Filter the entries below, keeping only lines with the word "ffffff".

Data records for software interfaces
------------
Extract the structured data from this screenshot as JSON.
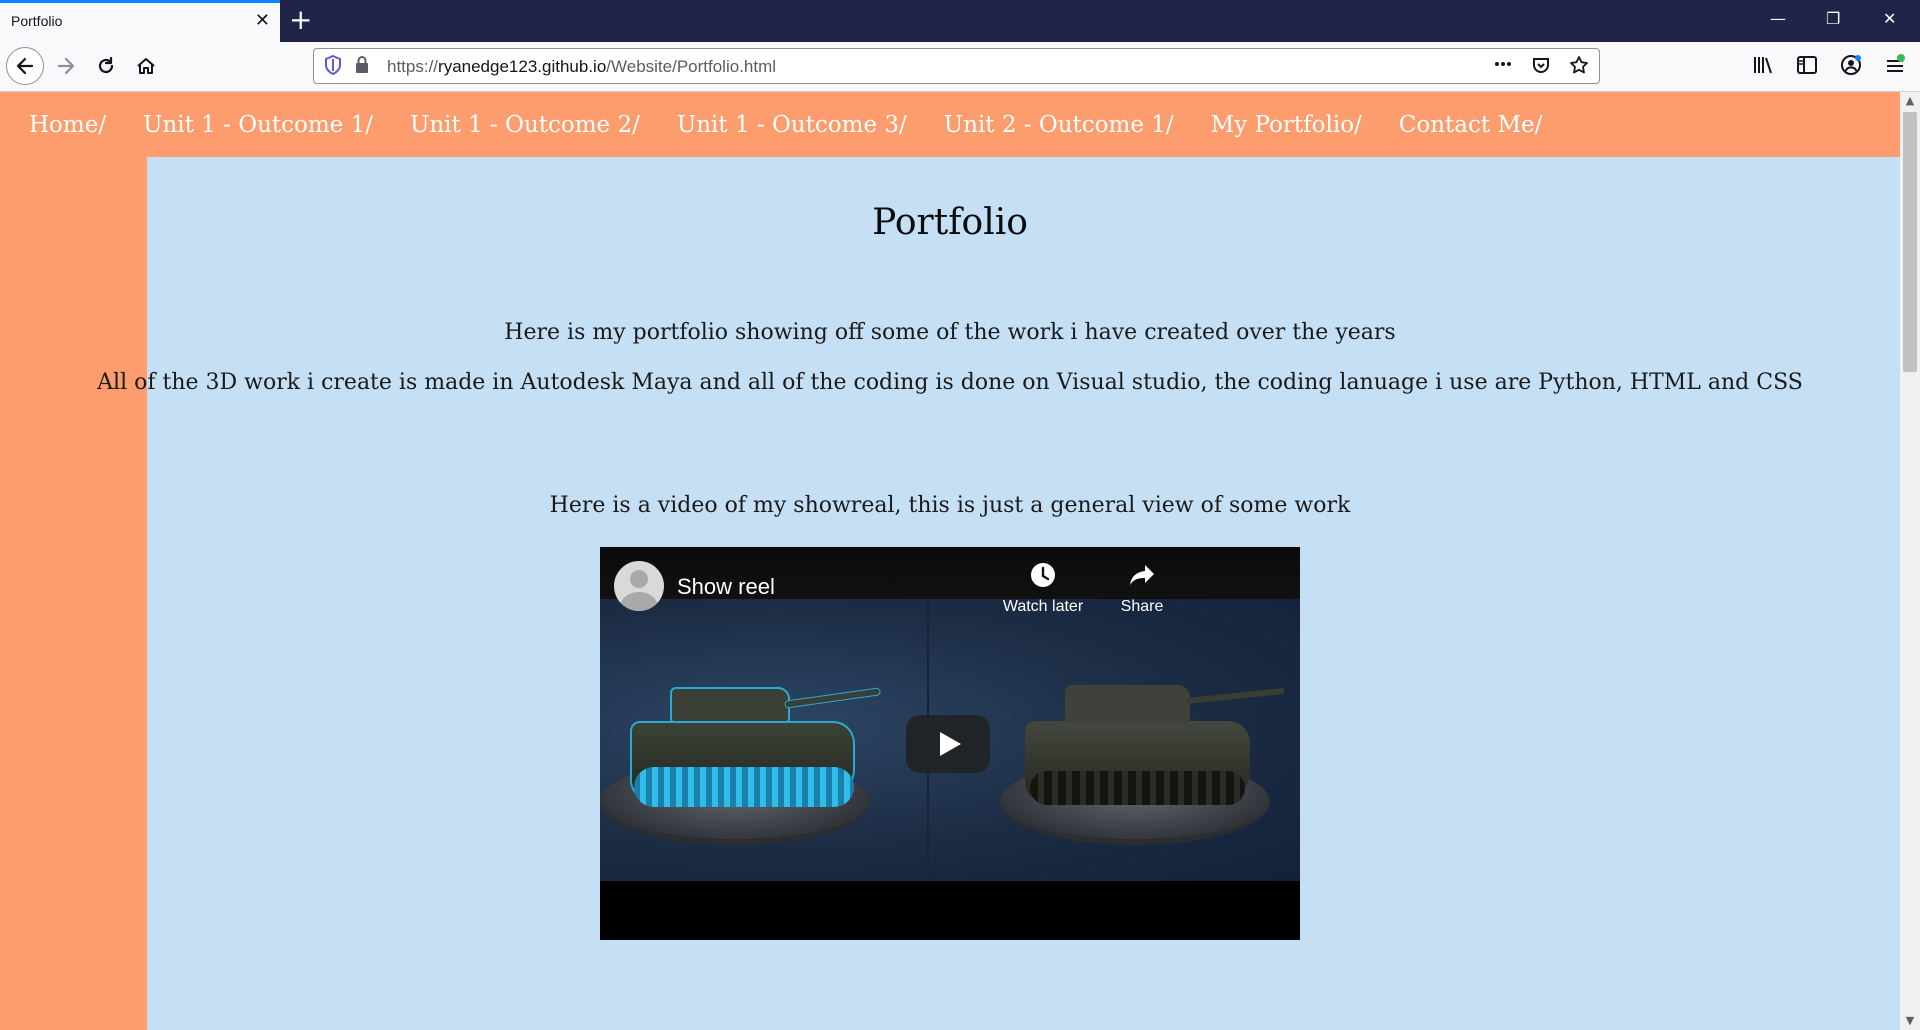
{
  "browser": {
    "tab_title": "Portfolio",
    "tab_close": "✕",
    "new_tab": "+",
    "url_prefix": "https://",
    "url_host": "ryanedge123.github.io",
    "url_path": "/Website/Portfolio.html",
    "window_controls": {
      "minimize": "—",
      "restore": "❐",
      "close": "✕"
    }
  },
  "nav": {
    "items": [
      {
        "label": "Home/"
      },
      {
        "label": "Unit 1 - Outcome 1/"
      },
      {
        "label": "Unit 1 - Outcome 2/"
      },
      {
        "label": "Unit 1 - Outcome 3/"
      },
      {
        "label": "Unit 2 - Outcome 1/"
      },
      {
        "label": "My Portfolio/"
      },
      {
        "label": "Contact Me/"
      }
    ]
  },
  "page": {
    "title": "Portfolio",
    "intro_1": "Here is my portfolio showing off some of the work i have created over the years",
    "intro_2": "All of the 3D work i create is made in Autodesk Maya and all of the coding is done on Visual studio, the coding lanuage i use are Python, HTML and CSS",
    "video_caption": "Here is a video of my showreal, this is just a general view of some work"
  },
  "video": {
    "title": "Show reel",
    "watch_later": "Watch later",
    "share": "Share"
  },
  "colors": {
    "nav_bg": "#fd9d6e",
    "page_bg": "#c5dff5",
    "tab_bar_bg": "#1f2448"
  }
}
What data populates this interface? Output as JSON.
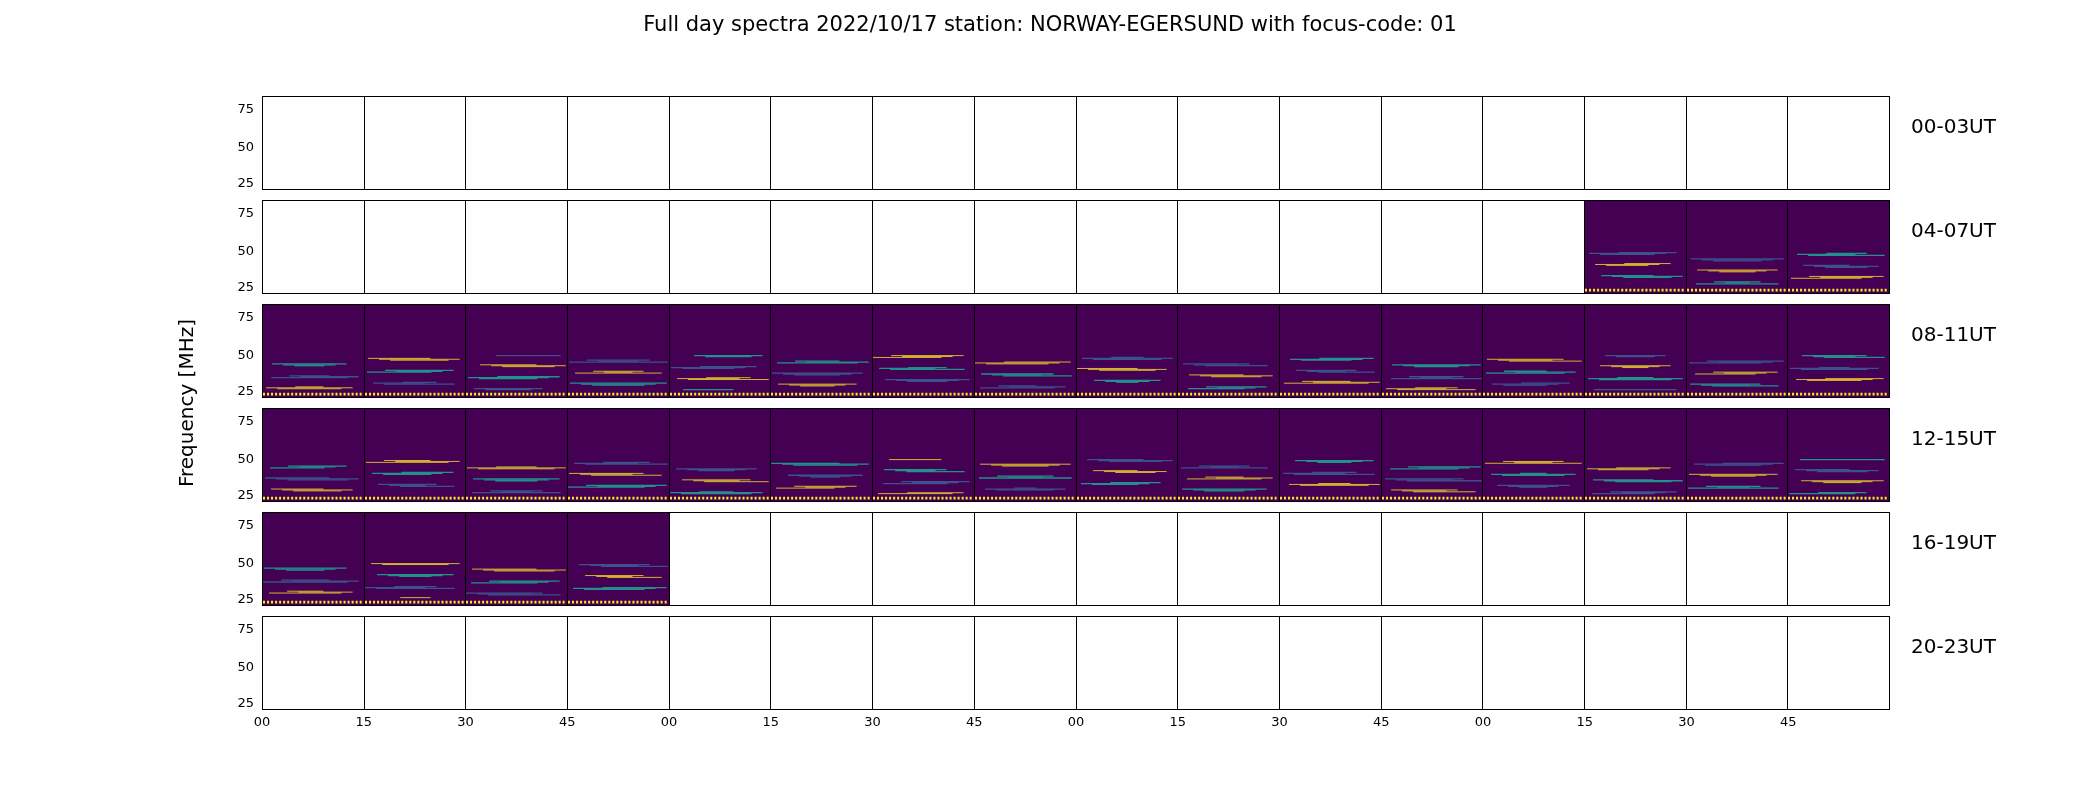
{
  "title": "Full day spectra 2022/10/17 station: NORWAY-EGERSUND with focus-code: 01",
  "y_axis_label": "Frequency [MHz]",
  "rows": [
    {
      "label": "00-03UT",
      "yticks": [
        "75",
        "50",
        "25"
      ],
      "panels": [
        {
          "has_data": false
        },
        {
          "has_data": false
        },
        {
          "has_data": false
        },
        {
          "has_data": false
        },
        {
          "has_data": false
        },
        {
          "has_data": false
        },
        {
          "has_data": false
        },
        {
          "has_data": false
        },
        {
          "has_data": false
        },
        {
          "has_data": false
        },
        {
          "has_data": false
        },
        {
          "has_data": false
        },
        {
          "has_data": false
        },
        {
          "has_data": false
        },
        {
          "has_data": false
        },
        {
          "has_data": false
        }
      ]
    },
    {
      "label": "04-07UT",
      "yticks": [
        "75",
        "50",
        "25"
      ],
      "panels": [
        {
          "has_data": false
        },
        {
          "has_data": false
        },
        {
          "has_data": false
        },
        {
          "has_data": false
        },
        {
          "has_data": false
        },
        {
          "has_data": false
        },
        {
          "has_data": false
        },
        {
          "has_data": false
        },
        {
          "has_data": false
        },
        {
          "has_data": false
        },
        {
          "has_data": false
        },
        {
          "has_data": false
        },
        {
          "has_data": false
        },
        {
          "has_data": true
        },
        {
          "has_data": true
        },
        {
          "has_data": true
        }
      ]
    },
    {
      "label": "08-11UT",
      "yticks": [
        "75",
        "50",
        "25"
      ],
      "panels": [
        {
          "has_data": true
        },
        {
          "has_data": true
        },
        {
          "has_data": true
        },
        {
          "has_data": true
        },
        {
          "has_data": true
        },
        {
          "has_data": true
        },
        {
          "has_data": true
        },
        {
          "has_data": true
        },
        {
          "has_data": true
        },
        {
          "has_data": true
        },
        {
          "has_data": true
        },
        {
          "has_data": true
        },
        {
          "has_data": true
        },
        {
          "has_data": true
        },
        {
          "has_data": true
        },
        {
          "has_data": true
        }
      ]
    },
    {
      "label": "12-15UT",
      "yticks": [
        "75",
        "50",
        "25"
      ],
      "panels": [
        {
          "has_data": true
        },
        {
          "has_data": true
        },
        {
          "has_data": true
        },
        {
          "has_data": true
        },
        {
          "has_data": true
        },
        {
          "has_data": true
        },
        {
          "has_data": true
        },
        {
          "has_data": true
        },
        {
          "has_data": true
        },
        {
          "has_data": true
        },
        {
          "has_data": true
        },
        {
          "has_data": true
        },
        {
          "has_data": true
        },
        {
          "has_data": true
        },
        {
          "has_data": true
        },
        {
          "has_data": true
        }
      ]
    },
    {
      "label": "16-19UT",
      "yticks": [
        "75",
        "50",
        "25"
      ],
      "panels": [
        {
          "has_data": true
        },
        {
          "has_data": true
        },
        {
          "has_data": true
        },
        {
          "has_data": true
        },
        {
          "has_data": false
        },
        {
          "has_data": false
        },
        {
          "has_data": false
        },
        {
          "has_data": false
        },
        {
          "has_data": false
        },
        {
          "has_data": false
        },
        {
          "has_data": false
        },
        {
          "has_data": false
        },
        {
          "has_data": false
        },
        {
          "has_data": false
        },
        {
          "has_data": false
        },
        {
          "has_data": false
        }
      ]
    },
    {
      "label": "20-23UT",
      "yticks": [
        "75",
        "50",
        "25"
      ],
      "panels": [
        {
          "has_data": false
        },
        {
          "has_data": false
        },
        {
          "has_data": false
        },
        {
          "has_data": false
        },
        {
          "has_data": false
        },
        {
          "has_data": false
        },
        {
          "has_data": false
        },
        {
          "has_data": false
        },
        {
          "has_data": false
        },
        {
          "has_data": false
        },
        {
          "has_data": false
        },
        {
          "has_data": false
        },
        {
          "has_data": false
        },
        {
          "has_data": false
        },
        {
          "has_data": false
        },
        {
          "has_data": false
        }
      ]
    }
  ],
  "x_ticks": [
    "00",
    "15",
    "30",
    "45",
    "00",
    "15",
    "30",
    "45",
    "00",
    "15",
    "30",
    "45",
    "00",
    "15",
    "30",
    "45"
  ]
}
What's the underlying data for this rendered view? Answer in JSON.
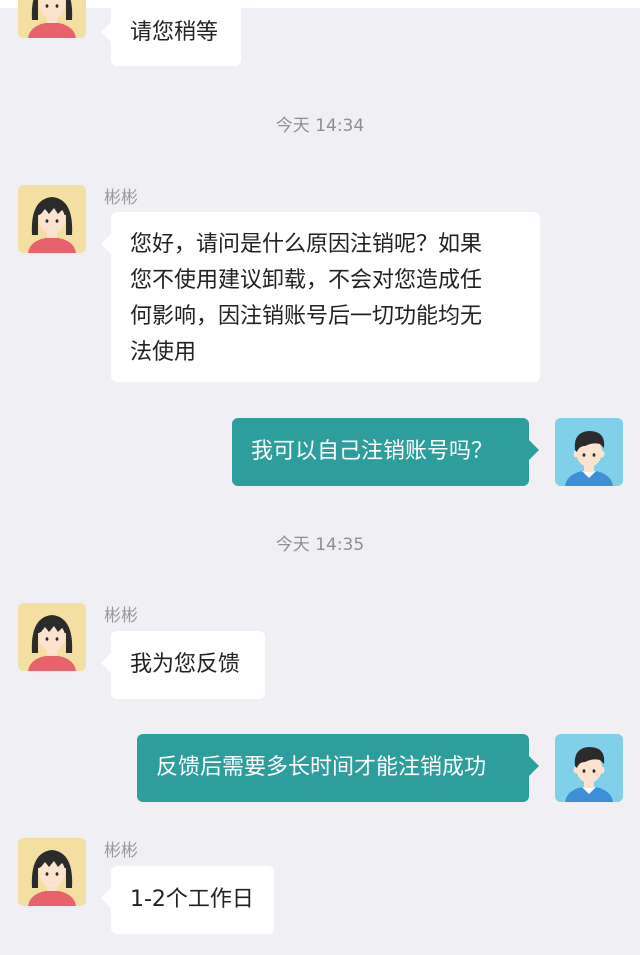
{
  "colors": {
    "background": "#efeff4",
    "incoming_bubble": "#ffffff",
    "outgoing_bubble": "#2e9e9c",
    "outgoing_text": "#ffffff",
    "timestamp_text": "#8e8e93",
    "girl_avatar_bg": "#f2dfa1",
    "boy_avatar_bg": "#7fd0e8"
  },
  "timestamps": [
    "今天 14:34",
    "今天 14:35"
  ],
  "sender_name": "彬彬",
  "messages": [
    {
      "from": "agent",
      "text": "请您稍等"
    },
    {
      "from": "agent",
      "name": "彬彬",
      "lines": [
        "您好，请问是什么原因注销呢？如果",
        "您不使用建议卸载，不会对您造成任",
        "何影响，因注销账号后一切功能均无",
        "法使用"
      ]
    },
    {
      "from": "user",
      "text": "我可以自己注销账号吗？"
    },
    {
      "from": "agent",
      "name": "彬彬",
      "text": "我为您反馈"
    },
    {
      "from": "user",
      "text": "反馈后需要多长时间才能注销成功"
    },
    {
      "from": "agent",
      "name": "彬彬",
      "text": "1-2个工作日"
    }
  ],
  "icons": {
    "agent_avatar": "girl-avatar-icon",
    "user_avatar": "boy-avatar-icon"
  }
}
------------
Solved problem =
    "incoming_bubble": "#ffffff",
    "outgoing_text": "#ffffff",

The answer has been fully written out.